Depauw, Sarah, Joris Delanghe, Katherine Whitehouse-Tedd, Mads Kjelgaard-Hansen, Michelle Christensen, Myriam Hesta, Tugirimana Pierrot Lundimu, Jane Budd, Veronique Dermauw, and Geert Janssens. 2014. “Serum Protein Capillary Electrophoresis and Measurement of Acute Phase Proteins in a Captive Cheetah (Acinonyx Jubatus) Population.” Journal of Zoo and Wildlife Medicine 45 (3): 497–506.
APA
Depauw, Sarah, Delanghe, J., Whitehouse-Tedd, K., Kjelgaard-Hansen, M., Christensen, M., Hesta, M., Lundimu, T. P., et al. (2014). Serum protein capillary electrophoresis and measurement of acute phase proteins in a captive cheetah (Acinonyx jubatus) population. JOURNAL OF ZOO AND WILDLIFE MEDICINE, 45(3), 497–506.
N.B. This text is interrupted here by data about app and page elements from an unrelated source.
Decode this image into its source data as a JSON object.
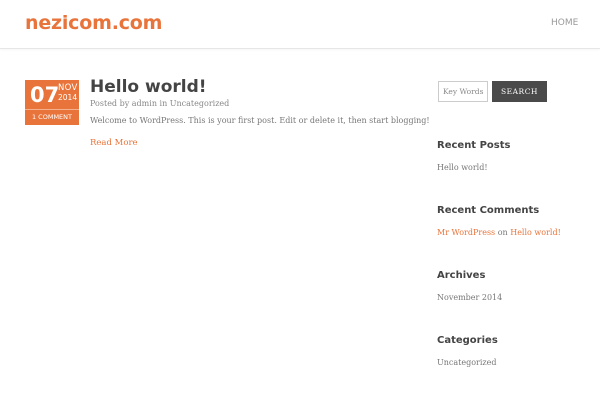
{
  "header": {
    "site_title": "nezicom.com",
    "nav_home": "HOME"
  },
  "post": {
    "day": "07",
    "month": "NOV",
    "year": "2014",
    "comments": "1 COMMENT",
    "title": "Hello world!",
    "meta_prefix": "Posted by",
    "author": "admin",
    "meta_in": "in",
    "category": "Uncategorized",
    "excerpt": "Welcome to WordPress. This is your first post. Edit or delete it, then start blogging!",
    "read_more": "Read More"
  },
  "sidebar": {
    "search": {
      "placeholder": "Key Words",
      "button": "SEARCH"
    },
    "recent_posts": {
      "title": "Recent Posts",
      "items": [
        "Hello world!"
      ]
    },
    "recent_comments": {
      "title": "Recent Comments",
      "author": "Mr WordPress",
      "on": "on",
      "post": "Hello world!"
    },
    "archives": {
      "title": "Archives",
      "items": [
        "November 2014"
      ]
    },
    "categories": {
      "title": "Categories",
      "items": [
        "Uncategorized"
      ]
    }
  },
  "colors": {
    "accent": "#e8743b",
    "button_dark": "#4a4a4a"
  }
}
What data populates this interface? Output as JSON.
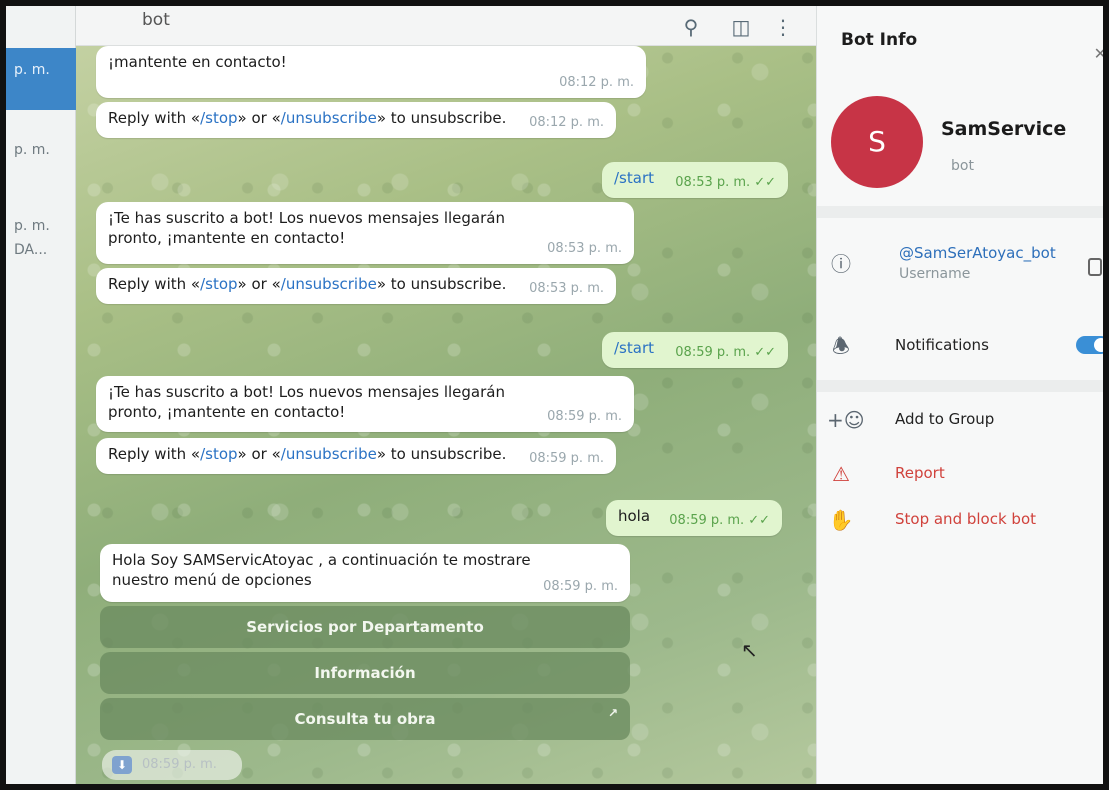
{
  "chatlist": {
    "times": [
      "p. m.",
      "p. m.",
      "p. m.",
      "DA..."
    ]
  },
  "header": {
    "title": "bot"
  },
  "messages": [
    {
      "text": "¡mantente en contacto!",
      "time": "08:12 p. m."
    },
    {
      "pre": "Reply with «",
      "link1": "/stop",
      "mid": "» or «",
      "link2": "/unsubscribe",
      "post": "» to unsubscribe.",
      "time": "08:12 p. m."
    },
    {
      "text": "/start",
      "time": "08:53 p. m.",
      "check": "✓✓"
    },
    {
      "text": "¡Te has suscrito a bot! Los nuevos mensajes llegarán pronto, ¡mantente en contacto!",
      "time": "08:53 p. m."
    },
    {
      "pre": "Reply with «",
      "link1": "/stop",
      "mid": "» or «",
      "link2": "/unsubscribe",
      "post": "» to unsubscribe.",
      "time": "08:53 p. m."
    },
    {
      "text": "/start",
      "time": "08:59 p. m.",
      "check": "✓✓"
    },
    {
      "text": "¡Te has suscrito a bot! Los nuevos mensajes llegarán pronto, ¡mantente en contacto!",
      "time": "08:59 p. m."
    },
    {
      "pre": "Reply with «",
      "link1": "/stop",
      "mid": "» or «",
      "link2": "/unsubscribe",
      "post": "» to unsubscribe.",
      "time": "08:59 p. m."
    },
    {
      "text": "hola",
      "time": "08:59 p. m.",
      "check": "✓✓"
    },
    {
      "text": "Hola Soy SAMServicAtoyac , a continuación te mostrare nuestro menú de opciones",
      "time": "08:59 p. m."
    }
  ],
  "keyboard": [
    "Servicios por Departamento",
    "Información",
    "Consulta tu obra"
  ],
  "scroll_time": "08:59 p. m.",
  "info": {
    "header": "Bot Info",
    "avatar_letter": "S",
    "name": "SamService",
    "sub": "bot",
    "username": "@SamSerAtoyac_bot",
    "username_label": "Username",
    "notifications": "Notifications",
    "notifications_on": true,
    "add_to_group": "Add to Group",
    "report": "Report",
    "stop_block": "Stop and block bot"
  },
  "colors": {
    "accent": "#3d86c8",
    "avatar": "#c73446",
    "danger": "#d0423c"
  }
}
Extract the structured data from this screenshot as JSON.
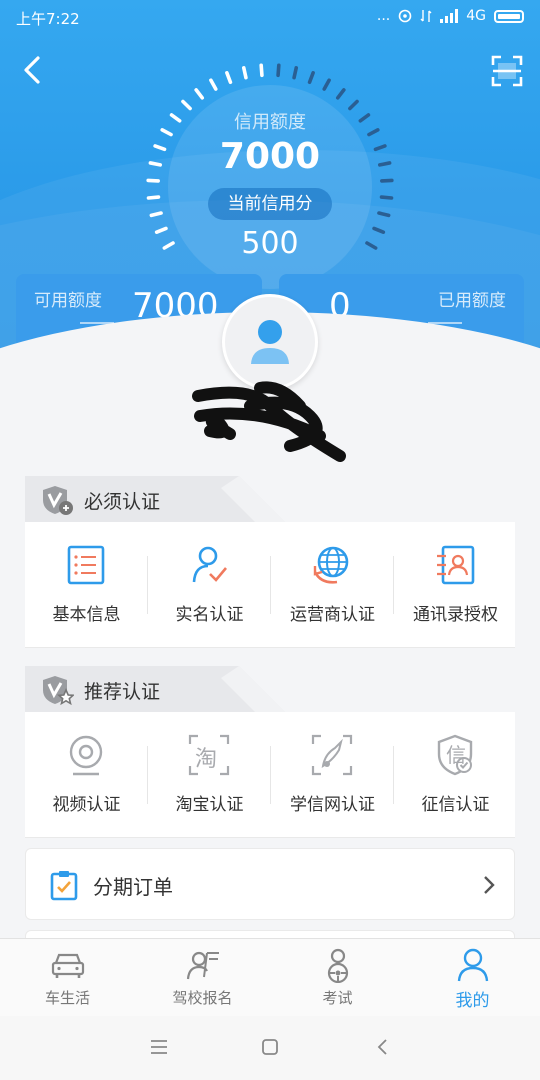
{
  "status_bar": {
    "time": "上午7:22",
    "dots": "...",
    "network": "4G"
  },
  "header": {
    "credit_limit_label": "信用额度",
    "credit_limit_value": "7000",
    "credit_score_label": "当前信用分",
    "credit_score_value": "500"
  },
  "quota": {
    "available_label": "可用额度",
    "available_value": "7000",
    "used_label": "已用额度",
    "used_value": "0"
  },
  "required_section": {
    "title": "必须认证",
    "items": [
      {
        "label": "基本信息",
        "icon": "list-form-icon"
      },
      {
        "label": "实名认证",
        "icon": "user-check-icon"
      },
      {
        "label": "运营商认证",
        "icon": "globe-icon"
      },
      {
        "label": "通讯录授权",
        "icon": "contacts-icon"
      }
    ]
  },
  "recommended_section": {
    "title": "推荐认证",
    "items": [
      {
        "label": "视频认证",
        "icon": "camera-icon"
      },
      {
        "label": "淘宝认证",
        "icon": "taobao-icon",
        "glyph": "淘"
      },
      {
        "label": "学信网认证",
        "icon": "graduation-icon"
      },
      {
        "label": "征信认证",
        "icon": "credit-shield-icon",
        "glyph": "信"
      }
    ]
  },
  "order": {
    "label": "分期订单"
  },
  "bottom_nav": {
    "items": [
      {
        "label": "车生活",
        "icon": "car-icon",
        "active": false
      },
      {
        "label": "驾校报名",
        "icon": "driving-school-icon",
        "active": false
      },
      {
        "label": "考试",
        "icon": "exam-icon",
        "active": false
      },
      {
        "label": "我的",
        "icon": "profile-icon",
        "active": true
      }
    ]
  },
  "colors": {
    "primary": "#2e9bea",
    "header": "#35a8f0",
    "text": "#333333",
    "muted": "#777777"
  }
}
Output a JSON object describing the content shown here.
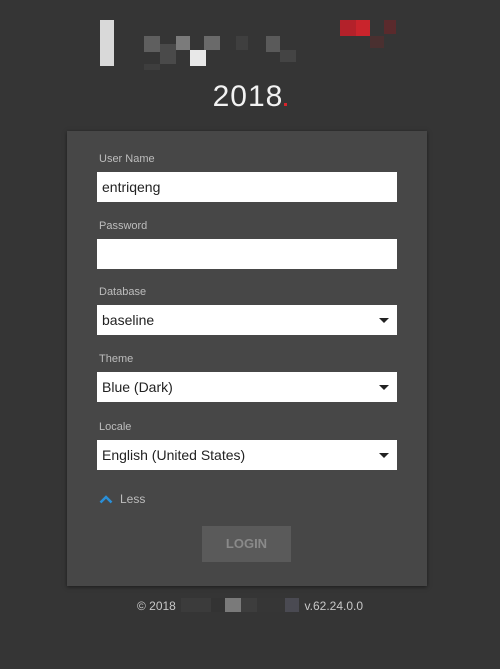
{
  "header": {
    "year": "2018"
  },
  "form": {
    "username": {
      "label": "User Name",
      "value": "entriqeng"
    },
    "password": {
      "label": "Password",
      "value": ""
    },
    "database": {
      "label": "Database",
      "value": "baseline"
    },
    "theme": {
      "label": "Theme",
      "value": "Blue (Dark)"
    },
    "locale": {
      "label": "Locale",
      "value": "English (United States)"
    },
    "less_toggle": "Less",
    "login_label": "LOGIN"
  },
  "footer": {
    "copyright": "© 2018",
    "version": "v.62.24.0.0"
  },
  "colors": {
    "background": "#353535",
    "card": "#474747",
    "accent_blue": "#2a8fd8",
    "brand_red": "#d8232a",
    "login_button": "#5a5a5a"
  },
  "icons": {
    "less_toggle": "chevron-up-icon",
    "select_caret": "caret-down-icon"
  }
}
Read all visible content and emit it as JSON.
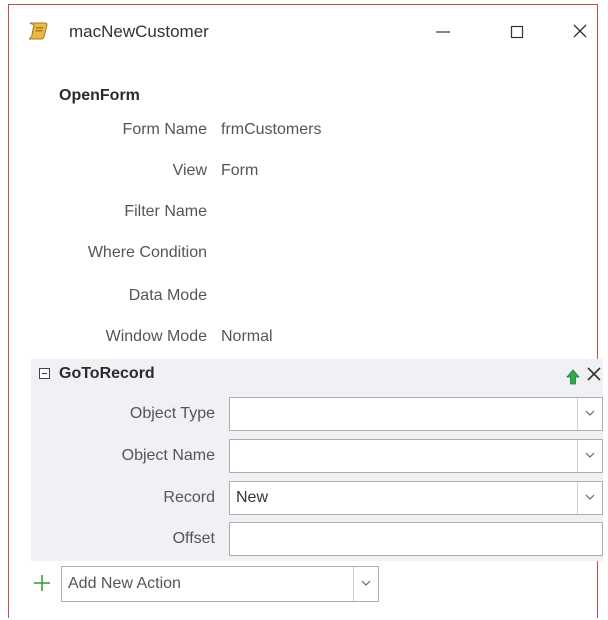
{
  "window": {
    "title": "macNewCustomer"
  },
  "open_form": {
    "title": "OpenForm",
    "rows": [
      {
        "label": "Form Name",
        "value": "frmCustomers"
      },
      {
        "label": "View",
        "value": "Form"
      },
      {
        "label": "Filter Name",
        "value": ""
      },
      {
        "label": "Where Condition",
        "value": ""
      },
      {
        "label": "Data Mode",
        "value": ""
      },
      {
        "label": "Window Mode",
        "value": "Normal"
      }
    ]
  },
  "goto_record": {
    "title": "GoToRecord",
    "fields": [
      {
        "label": "Object Type",
        "value": "",
        "dropdown": true
      },
      {
        "label": "Object Name",
        "value": "",
        "dropdown": true
      },
      {
        "label": "Record",
        "value": "New",
        "dropdown": true
      },
      {
        "label": "Offset",
        "value": "",
        "dropdown": false
      }
    ]
  },
  "add_action": {
    "label": "Add New Action"
  },
  "colors": {
    "accent_border": "#c9504a",
    "action_bg": "#eff1f4",
    "add_green": "#3aa040",
    "arrow_green": "#33a853"
  },
  "icons": [
    "macro-scroll-icon",
    "minimize-icon",
    "maximize-icon",
    "close-icon",
    "collapse-toggle-icon",
    "move-up-icon",
    "delete-action-icon",
    "chevron-down-icon",
    "plus-icon"
  ]
}
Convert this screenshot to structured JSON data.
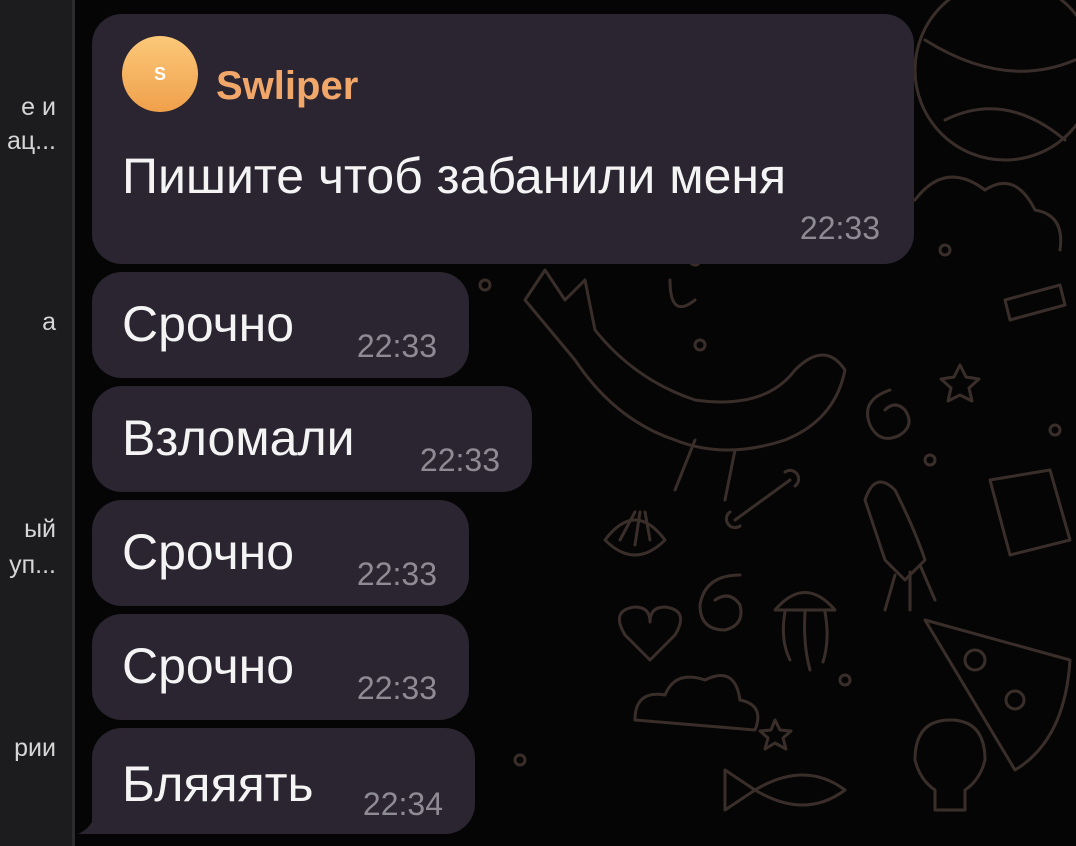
{
  "sidebar": {
    "items": [
      {
        "line1": "е и",
        "line2": "ац..."
      },
      {
        "line1": "а"
      },
      {
        "line1": "ый",
        "line2": "уп..."
      },
      {
        "line1": "рии"
      }
    ]
  },
  "chat": {
    "first_message": {
      "avatar_letter": "S",
      "sender": "Swliper",
      "text": "Пишите чтоб забанили меня",
      "time": "22:33"
    },
    "messages": [
      {
        "text": "Срочно",
        "time": "22:33"
      },
      {
        "text": "Взломали",
        "time": "22:33"
      },
      {
        "text": "Срочно",
        "time": "22:33"
      },
      {
        "text": "Срочно",
        "time": "22:33"
      },
      {
        "text": "Бляяять",
        "time": "22:34"
      }
    ]
  },
  "colors": {
    "bubble": "#2a2530",
    "sender_name": "#f2a76a",
    "background": "#050505",
    "pattern_line": "#3a2e2a"
  }
}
Vancouver
1.
Depauw S, Delanghe J, Whitehouse-Tedd K, Kjelgaard-Hansen M, Christensen M, Hesta M, et al. Serum protein capillary electrophoresis and measurement of acute phase proteins in a captive cheetah (Acinonyx jubatus) population. JOURNAL OF ZOO AND WILDLIFE MEDICINE. 2014;45(3):497–506.
MLA
Depauw, Sarah, Joris Delanghe, Katherine Whitehouse-Tedd, et al. “Serum Protein Capillary Electrophoresis and Measurement of Acute Phase Proteins in a Captive Cheetah (Acinonyx Jubatus) Population.” JOURNAL OF ZOO AND WILDLIFE MEDICINE 45.3 (2014): 497–506. Print.